Another approach uses small-scale hydropower. Rather than dam an entire river (with the resulting flooding, sediment buildup, and harm to aquatic life), these “run-of-the-river” plants use the existing flow of water to power turbines that generate electricity. One particularly effective model uses pipes to divert some water from natural waterfalls, which then passes through turbines along the shore and then back into the river. While it would take many of these to equal a single mega-dam, they are more efficient and have much less of an environmental impact. That includes life-cycle CO2 emissions – for comparison, electricity generated from coal produces 1.4-3.6 lbs/kwh, from natural gas 0.6-2 lbs/kwh, from large-scale hydro 0.06 lbs/kwh (or in tropical locations sometimes over 0.5 lbs/kwh), and from run-of-the-river plants only 0.01-0.03 lbs/kwh.
Small-scale hydropower also has the benefit of being able to supply nearby communities (priced through remote net-metering, a nascent but growing practice) without having to travel long distances through transmission lines. This makes run-of-the-river plants even more attractive for developing countries which lack an extensive national grid but want to provide rural electricity.
And lastly, hydropower can be generated without any rivers or dams at all. The firm Lucid Energy has developed turbines that generate electricity from water flowing through pipes — thus requiring no dams to be built, and delivering long-term savings to municipalities and businesses. The turbines capture energy that would otherwise have been wasted, and pilot installations have shown that there is no disruption to water supply. They don’t depend on the weather, and crucially, they have zero environmental impacts.
Last year Lucid Energy financed the $1.5 million cost of setting up turbines in a main municipal water pipe in Portland, Oregon, which generates enough electricity to power over 100 homes. In a model that can be replicated elsewhere, the firm is now sharing the revenue from the electricity sold to local utility PGE with the city’s water bureau. Other businesses like factories and agricultural enterprises that use huge amounts of water and electricity will find this a natural fit, since they already have the pipes in place. All that’s required is replacing sections of pipe with ones from Lucid Energy that contain turbines, and connecting the external electricity cables to the grid.
This technology could be a game-changer for generating carbon-free renewable electricity all over the world. In fact, since installing its Portland project, Lucid Energy has heard from interested water suppliers all over the world, including in China, Brazil, Canada, and Korea.

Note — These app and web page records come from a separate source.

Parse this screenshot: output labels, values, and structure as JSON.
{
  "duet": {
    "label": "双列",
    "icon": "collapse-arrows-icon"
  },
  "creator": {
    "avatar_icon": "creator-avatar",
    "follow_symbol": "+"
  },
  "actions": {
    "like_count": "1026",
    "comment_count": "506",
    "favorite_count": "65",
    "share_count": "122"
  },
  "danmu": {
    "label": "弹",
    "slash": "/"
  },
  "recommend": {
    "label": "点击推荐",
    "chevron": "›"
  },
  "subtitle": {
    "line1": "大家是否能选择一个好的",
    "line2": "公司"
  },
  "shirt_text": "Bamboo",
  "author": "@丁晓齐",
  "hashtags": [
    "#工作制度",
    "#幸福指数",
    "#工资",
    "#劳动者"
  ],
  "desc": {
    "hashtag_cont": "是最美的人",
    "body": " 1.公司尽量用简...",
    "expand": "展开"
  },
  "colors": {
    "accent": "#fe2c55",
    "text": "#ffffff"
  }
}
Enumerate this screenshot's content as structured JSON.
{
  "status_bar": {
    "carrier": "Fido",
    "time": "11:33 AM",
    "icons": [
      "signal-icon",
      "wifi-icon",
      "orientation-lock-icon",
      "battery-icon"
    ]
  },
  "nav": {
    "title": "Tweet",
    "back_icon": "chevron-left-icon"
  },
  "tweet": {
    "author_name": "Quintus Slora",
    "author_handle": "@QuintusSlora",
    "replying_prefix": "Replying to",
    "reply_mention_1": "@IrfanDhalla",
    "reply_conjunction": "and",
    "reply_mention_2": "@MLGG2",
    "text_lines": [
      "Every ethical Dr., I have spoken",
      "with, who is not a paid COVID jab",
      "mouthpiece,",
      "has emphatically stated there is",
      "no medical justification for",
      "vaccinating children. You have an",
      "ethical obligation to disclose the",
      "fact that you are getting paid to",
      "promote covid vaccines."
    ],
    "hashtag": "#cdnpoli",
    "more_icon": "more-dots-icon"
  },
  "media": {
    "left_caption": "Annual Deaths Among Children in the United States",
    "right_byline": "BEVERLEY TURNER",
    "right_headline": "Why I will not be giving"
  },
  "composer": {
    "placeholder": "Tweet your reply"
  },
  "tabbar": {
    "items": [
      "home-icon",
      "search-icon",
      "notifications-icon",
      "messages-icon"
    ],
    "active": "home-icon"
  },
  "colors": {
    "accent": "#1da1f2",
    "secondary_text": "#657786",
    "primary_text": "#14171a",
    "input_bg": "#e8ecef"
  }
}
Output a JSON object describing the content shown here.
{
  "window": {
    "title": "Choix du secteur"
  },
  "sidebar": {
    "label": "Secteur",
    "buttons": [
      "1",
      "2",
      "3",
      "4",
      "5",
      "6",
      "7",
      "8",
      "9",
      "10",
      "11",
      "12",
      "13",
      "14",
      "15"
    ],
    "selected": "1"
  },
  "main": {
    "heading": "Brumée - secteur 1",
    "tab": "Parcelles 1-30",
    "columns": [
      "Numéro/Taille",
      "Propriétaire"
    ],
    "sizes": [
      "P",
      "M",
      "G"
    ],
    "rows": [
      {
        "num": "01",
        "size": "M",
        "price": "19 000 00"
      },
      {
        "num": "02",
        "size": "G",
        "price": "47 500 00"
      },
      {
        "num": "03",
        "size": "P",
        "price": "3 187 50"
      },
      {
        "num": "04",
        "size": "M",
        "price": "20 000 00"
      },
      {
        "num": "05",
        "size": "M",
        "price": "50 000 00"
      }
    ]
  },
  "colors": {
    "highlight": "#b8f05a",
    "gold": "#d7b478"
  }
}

Still, we won’t be seeing the end of new mega-dams anytime soon. But from Chile to India and beyond, there is growing awareness and opposition to them, especially when there are better alternatives available. So hopefully the Grand Ethiopian Renaissance Dam will be among the last of its kind. Indeed, in early January Ethiopia’s Ministry of Water, Irrigation, and Electricity announced that about 5,000 sites have already been identified for the development of small and micro-hydropower generation. But the Ministry still intends to construct many new dams (albeit smaller ones) — 105 over the next five years. Hydropower has a rightful place in the world’s renewable energy mix, but new dams aren’t always the best solution.